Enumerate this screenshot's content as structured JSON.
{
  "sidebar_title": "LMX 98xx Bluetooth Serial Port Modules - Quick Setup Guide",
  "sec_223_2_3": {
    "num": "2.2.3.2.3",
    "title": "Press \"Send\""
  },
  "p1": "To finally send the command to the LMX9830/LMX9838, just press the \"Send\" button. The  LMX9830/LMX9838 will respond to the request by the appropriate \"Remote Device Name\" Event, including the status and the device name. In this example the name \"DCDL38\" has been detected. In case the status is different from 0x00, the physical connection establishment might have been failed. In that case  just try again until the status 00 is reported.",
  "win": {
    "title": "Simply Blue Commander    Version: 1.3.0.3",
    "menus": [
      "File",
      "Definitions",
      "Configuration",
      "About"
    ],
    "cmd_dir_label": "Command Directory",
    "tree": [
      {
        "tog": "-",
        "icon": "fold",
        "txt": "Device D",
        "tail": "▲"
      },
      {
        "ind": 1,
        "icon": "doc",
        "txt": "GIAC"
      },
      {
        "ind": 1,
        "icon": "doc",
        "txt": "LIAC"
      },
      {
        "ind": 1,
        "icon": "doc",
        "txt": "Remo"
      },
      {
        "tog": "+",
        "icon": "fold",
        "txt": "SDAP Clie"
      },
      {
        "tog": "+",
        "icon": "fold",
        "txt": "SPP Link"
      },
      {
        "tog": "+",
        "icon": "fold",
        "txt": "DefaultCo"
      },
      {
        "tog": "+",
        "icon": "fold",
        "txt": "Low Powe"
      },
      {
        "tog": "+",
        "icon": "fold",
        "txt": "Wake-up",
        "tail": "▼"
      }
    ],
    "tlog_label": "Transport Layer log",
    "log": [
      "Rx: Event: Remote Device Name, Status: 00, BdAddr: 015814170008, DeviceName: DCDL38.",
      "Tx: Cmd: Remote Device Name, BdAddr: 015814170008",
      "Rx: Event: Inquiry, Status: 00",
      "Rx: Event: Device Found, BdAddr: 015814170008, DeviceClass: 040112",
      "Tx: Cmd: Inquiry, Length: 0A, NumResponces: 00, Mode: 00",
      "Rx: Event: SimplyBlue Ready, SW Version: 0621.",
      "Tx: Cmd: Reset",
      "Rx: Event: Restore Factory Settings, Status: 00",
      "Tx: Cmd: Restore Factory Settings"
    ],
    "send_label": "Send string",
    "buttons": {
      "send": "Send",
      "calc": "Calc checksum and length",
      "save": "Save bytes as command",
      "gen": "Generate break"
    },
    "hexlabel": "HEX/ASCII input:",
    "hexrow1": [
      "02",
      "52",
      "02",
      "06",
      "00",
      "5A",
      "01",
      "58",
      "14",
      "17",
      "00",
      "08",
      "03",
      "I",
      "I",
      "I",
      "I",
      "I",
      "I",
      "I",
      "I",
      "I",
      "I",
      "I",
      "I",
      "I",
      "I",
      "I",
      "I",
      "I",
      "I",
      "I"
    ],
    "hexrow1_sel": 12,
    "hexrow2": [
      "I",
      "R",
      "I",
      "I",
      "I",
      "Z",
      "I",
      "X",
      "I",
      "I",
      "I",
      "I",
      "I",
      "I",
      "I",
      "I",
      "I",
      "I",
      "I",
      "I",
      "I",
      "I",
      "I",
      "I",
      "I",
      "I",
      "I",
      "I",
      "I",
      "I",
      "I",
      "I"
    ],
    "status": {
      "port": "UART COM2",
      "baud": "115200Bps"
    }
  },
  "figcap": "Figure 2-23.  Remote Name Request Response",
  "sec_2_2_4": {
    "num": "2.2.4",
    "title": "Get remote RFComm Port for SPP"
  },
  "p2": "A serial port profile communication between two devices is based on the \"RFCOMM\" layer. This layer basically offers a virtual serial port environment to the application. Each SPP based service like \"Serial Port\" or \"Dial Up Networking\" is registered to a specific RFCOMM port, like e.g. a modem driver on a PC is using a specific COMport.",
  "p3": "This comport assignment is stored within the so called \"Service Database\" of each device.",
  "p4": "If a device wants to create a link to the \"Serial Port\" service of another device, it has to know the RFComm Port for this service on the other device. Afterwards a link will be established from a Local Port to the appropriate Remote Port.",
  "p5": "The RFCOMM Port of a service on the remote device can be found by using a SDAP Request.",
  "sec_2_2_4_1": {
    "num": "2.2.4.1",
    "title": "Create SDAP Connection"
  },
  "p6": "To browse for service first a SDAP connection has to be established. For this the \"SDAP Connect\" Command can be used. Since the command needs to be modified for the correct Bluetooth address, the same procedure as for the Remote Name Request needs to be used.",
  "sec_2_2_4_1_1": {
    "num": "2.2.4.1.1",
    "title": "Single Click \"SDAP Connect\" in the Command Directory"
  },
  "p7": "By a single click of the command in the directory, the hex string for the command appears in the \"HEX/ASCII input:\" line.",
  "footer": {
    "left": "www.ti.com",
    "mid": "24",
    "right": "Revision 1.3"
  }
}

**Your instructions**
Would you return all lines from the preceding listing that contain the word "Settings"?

**Task output**
      "Rx: Event: Restore Factory Settings, Status: 00",
      "Tx: Cmd: Restore Factory Settings"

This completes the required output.